--- What is needed ---
What lines of the listing include the string "rocket"? Show them all.

--- Exercise data ---
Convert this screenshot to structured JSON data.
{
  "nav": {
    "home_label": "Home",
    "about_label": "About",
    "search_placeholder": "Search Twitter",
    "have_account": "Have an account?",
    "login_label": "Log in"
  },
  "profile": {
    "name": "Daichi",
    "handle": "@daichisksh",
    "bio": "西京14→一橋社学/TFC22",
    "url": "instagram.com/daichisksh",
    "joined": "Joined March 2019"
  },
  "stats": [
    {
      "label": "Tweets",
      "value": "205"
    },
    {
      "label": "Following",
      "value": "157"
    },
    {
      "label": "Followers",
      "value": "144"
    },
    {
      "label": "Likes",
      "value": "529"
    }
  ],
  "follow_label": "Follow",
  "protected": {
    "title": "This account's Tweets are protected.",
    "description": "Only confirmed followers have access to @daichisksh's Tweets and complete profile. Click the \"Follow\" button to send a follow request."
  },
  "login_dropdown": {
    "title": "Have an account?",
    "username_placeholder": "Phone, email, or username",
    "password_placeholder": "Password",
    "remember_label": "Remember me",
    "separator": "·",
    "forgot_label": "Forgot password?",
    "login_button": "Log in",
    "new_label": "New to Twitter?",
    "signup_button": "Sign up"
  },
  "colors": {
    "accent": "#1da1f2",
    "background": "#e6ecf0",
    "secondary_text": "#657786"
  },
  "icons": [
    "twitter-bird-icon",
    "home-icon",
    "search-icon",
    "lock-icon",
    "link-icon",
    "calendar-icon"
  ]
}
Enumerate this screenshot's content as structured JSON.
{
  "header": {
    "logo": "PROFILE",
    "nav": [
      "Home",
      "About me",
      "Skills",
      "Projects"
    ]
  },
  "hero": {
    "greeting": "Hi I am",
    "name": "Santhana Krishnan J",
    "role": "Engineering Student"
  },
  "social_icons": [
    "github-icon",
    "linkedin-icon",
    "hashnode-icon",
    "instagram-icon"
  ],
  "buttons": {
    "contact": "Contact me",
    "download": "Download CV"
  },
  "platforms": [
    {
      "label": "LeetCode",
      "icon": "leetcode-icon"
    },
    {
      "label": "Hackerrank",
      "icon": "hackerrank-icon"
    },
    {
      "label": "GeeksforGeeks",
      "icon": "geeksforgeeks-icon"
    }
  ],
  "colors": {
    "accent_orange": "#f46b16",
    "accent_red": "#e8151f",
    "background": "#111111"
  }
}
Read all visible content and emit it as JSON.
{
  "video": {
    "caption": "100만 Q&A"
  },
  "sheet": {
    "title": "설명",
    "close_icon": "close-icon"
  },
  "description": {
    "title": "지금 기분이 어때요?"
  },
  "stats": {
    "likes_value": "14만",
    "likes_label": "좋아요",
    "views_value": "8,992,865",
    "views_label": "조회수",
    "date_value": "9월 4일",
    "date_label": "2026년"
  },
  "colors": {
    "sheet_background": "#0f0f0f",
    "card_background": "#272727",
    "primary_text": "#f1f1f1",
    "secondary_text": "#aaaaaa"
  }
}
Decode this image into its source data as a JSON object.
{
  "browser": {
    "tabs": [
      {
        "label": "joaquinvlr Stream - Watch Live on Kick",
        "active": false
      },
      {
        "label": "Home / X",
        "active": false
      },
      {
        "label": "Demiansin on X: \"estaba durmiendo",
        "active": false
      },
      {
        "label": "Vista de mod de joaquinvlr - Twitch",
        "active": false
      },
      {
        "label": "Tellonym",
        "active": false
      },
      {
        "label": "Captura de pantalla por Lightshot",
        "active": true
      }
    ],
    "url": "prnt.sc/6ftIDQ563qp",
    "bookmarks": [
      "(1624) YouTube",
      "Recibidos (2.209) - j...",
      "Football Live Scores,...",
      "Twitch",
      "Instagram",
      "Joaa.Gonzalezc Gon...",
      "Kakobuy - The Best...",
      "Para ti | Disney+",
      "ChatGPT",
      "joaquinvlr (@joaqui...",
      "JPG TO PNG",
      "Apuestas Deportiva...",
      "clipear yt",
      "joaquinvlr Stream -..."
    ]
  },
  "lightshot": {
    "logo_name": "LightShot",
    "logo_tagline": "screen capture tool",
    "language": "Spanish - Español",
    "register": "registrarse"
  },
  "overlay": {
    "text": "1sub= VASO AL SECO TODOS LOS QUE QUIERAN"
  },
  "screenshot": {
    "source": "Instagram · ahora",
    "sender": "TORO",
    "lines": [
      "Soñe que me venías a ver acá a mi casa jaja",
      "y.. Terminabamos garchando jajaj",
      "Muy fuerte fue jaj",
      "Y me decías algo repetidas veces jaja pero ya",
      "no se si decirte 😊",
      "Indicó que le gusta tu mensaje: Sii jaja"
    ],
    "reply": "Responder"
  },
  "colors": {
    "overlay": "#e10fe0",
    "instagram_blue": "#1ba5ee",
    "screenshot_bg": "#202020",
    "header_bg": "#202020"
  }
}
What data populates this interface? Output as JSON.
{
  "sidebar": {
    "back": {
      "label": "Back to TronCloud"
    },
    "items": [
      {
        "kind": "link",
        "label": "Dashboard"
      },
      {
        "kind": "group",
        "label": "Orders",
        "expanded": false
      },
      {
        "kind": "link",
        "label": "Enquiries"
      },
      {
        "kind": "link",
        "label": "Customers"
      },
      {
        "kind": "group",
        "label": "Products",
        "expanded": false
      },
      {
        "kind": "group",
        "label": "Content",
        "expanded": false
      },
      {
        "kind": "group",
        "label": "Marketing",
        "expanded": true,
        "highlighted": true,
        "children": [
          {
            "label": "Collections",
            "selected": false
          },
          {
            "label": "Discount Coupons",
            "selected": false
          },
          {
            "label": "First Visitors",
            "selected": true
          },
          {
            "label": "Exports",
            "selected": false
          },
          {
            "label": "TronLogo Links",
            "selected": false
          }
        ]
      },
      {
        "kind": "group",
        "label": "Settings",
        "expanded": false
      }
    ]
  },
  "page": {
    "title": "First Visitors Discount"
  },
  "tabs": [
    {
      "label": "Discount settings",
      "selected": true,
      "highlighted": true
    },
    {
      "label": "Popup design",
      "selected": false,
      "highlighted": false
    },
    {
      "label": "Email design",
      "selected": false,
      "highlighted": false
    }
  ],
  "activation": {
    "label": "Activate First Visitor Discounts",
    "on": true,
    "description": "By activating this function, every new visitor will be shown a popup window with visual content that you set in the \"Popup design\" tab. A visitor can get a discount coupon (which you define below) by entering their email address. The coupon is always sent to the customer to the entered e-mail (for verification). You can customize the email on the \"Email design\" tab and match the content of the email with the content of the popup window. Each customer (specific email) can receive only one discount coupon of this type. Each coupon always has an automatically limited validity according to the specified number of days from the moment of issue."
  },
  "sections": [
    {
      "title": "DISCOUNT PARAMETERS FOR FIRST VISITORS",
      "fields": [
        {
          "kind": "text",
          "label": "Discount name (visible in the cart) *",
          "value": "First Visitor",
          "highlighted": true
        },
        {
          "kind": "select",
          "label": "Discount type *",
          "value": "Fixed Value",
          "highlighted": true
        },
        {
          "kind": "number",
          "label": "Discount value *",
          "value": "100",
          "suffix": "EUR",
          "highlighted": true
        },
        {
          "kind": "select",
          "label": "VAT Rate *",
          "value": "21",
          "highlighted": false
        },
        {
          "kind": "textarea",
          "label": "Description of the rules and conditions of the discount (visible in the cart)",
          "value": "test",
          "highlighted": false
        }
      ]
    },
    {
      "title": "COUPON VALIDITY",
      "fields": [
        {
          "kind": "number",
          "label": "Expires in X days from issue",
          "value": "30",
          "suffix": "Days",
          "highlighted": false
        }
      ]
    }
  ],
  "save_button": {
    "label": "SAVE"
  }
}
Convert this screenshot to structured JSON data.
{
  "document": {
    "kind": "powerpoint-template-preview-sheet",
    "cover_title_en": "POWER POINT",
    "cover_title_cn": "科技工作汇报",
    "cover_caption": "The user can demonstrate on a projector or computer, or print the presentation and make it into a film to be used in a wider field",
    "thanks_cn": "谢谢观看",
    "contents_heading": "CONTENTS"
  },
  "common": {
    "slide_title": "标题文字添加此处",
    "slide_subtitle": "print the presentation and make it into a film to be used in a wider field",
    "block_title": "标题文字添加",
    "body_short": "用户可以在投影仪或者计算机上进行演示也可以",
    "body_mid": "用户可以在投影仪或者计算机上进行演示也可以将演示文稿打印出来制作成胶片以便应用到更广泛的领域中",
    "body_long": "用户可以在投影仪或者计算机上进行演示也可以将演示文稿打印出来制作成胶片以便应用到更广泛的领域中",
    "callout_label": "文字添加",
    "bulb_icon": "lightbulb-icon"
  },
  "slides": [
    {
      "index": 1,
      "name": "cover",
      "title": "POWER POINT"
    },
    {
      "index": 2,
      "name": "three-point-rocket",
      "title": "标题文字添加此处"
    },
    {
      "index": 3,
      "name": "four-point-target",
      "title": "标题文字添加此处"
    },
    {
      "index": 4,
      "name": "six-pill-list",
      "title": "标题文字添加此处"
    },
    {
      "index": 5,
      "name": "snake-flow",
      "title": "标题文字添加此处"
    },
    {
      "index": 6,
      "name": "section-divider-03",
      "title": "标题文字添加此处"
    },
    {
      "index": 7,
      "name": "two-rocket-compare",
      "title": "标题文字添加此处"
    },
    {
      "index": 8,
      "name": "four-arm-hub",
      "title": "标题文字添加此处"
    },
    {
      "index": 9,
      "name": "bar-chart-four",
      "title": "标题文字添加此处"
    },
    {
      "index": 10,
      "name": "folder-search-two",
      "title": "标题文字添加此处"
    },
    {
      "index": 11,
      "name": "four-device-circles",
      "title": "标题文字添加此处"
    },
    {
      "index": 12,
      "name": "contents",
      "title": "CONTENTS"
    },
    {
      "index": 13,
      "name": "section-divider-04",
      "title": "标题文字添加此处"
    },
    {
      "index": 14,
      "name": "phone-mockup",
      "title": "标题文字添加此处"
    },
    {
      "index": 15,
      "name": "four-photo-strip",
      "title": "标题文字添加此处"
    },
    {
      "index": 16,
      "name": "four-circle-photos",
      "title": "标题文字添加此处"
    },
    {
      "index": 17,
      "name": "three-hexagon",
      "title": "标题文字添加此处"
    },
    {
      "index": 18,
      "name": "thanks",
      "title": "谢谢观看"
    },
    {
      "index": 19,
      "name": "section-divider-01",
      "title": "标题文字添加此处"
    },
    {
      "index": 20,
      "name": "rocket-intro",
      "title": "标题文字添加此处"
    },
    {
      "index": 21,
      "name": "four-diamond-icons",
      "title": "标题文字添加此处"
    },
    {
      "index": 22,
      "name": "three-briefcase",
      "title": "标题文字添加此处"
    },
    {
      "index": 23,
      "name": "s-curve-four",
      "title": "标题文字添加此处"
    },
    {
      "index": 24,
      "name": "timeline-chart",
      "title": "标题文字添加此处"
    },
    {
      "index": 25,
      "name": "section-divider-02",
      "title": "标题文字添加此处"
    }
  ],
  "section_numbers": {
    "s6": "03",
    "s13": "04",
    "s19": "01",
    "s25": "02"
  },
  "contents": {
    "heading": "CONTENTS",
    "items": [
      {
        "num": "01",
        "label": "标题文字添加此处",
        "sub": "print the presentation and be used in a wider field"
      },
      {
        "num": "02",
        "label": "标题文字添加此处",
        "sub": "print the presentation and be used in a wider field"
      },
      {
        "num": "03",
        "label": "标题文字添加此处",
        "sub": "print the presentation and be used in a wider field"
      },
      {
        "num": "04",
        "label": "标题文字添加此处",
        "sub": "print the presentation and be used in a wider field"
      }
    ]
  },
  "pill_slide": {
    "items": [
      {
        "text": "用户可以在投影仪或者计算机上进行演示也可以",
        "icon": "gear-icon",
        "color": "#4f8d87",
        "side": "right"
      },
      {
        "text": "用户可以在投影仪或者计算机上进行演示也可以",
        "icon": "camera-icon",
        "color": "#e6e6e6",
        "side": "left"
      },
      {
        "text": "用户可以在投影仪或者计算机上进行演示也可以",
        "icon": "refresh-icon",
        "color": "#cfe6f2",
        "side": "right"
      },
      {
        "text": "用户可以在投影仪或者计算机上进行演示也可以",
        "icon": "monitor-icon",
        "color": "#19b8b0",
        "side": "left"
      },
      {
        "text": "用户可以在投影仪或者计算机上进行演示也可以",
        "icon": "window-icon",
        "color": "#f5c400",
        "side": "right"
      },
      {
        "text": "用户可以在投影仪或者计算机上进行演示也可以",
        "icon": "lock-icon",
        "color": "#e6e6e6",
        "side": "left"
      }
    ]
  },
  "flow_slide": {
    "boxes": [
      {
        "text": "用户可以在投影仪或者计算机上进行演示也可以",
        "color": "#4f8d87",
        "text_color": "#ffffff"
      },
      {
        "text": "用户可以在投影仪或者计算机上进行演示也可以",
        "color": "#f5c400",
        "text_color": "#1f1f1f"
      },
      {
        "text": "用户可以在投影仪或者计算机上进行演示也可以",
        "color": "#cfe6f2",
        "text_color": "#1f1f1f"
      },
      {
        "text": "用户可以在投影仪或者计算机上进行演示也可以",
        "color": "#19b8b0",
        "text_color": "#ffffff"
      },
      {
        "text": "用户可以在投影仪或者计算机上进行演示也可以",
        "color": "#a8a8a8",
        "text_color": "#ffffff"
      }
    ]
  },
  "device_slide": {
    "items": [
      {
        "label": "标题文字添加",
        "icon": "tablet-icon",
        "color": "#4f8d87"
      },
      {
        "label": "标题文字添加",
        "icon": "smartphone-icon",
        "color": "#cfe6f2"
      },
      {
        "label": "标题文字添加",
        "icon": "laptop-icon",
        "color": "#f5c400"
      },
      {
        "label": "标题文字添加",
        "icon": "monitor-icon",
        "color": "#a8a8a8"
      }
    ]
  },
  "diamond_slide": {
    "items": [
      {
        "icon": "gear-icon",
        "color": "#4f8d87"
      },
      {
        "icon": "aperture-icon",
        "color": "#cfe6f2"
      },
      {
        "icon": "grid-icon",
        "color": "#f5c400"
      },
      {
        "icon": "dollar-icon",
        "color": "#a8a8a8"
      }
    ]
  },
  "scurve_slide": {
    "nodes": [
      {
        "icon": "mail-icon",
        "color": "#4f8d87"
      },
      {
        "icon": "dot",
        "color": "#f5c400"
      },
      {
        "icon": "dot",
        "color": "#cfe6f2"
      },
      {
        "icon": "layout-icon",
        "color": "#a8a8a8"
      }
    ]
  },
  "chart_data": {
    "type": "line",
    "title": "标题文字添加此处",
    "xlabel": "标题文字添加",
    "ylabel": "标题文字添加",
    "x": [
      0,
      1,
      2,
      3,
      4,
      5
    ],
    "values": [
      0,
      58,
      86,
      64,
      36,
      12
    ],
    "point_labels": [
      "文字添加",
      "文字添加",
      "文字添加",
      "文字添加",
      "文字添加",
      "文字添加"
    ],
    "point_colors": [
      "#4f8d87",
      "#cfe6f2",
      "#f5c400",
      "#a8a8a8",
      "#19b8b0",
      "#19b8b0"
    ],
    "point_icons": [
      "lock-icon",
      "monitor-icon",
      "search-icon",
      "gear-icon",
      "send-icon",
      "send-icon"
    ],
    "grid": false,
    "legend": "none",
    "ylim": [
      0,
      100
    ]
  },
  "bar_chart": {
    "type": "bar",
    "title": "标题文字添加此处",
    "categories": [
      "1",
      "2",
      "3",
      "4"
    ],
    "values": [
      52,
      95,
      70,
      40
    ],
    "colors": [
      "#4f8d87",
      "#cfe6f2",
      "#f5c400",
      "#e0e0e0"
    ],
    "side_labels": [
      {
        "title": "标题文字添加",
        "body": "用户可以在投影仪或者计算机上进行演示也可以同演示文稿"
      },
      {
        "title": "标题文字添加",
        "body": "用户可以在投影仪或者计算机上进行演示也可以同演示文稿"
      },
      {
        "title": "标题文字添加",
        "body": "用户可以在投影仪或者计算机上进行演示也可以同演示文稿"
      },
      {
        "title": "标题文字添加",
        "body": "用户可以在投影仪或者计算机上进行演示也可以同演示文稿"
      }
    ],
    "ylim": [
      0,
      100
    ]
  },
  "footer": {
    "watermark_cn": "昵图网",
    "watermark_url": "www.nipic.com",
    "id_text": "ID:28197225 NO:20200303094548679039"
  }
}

--- Written response ---
      "name": "three-point-rocket",
      "name": "two-rocket-compare",
      "name": "rocket-intro",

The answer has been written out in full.